Monday, June 20, 2005

Term Limits

Term Limits have once again become a hot political topic. When it was last deliberated, the Neighborhood Retail Alliance’s Richard Lipsky was quoted in Newsday as saying:
I am philosophically opposed to term limits but, as far as this Council is concerned I’ll make an exception.
Flippancy aside, the frustration expressed was of an entrenched leadership and a lack of creativity and new blood. Term limits have changed all that. For every new member of the Council who appears clueless we have any number of newcomers who bring new energy and fresh ideas to the legislative body. All of this has been positive.

That being said, there is a strong case to be made for lengthening the term of council members from the current eight to a more realistic twelve. The justification for this change inheres to the structure of New York City’s municipal government which gives the mayor extraordinary powers and resources.
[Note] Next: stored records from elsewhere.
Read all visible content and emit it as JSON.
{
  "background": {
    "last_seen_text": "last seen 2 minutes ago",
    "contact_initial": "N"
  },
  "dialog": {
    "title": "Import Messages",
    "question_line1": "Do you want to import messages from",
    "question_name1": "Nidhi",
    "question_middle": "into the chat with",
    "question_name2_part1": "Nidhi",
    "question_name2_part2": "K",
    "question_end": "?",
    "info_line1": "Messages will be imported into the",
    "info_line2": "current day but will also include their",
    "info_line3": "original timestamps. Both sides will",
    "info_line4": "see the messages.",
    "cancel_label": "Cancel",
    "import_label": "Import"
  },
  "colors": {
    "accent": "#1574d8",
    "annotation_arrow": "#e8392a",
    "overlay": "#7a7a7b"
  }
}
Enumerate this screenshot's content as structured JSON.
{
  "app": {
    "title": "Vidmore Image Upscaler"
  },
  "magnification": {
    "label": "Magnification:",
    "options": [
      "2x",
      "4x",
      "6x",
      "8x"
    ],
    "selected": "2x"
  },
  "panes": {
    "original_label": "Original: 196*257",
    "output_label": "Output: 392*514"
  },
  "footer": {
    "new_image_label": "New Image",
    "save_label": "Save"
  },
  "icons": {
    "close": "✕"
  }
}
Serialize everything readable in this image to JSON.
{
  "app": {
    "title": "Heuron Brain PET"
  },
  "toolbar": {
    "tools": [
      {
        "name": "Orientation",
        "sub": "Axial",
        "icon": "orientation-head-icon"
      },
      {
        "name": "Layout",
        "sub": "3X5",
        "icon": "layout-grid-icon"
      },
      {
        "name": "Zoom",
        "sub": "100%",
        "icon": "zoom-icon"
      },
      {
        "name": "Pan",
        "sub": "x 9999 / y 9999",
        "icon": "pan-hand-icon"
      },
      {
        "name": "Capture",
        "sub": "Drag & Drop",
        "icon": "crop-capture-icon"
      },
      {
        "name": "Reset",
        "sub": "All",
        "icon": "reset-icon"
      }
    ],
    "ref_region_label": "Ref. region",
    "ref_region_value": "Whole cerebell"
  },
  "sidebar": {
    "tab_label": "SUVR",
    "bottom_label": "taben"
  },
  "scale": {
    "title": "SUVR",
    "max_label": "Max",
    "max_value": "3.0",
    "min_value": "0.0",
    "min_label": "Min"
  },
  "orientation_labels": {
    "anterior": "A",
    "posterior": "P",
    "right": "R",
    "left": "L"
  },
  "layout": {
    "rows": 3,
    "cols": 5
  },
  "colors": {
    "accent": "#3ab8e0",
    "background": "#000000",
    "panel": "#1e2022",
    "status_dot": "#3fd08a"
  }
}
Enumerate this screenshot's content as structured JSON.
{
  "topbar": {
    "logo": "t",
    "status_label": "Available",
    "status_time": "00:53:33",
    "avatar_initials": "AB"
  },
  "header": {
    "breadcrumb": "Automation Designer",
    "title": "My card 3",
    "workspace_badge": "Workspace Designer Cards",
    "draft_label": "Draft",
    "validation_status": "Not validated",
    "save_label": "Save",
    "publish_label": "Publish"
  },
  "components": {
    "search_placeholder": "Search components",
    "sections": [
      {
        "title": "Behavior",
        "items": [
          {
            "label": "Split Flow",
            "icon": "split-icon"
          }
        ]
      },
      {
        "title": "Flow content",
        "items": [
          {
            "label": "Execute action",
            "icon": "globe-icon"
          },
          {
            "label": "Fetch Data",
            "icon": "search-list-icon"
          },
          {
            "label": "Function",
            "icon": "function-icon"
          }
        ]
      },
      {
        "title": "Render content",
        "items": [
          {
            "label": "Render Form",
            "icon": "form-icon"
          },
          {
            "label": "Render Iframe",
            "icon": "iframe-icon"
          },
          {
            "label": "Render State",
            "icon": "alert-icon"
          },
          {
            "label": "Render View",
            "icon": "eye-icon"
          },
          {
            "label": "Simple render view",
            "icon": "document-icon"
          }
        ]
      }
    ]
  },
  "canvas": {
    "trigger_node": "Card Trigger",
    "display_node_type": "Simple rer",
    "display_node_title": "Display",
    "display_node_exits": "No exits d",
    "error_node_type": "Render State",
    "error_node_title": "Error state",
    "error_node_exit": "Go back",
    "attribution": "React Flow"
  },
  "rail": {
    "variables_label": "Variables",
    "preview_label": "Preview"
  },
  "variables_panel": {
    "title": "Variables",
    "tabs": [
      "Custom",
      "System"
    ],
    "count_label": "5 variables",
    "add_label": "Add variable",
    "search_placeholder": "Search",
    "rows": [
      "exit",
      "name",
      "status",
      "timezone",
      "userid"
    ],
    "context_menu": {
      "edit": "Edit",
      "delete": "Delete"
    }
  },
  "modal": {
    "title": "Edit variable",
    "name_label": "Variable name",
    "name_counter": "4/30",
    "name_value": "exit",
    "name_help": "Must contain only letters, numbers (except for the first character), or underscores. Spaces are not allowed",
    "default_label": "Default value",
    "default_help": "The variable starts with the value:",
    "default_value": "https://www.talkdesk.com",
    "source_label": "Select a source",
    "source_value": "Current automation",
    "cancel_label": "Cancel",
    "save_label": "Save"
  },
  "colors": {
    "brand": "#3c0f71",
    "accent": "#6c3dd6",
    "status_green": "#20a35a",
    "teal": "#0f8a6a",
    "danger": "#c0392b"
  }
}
A lengthened council term where, undoubtedly a speaker would be in power for a longer period of time, would allow the body to provide a better check on mayoral power. It would, at the same time, rein in some of the St. Vitas Dance that many members now exude in their incessant nervous pursuit of other political opportunities. It would give council members enough time to become serious lawmakers and build a political resume.

While we’re at it we should point out that the ad hominem argument made by former council member Henry Stern should be viewed purely as a manifestation of projection: Pomposity and vacuousness being his major claims to fame (If you want to discount racial discrimination litigation against the Parks Department).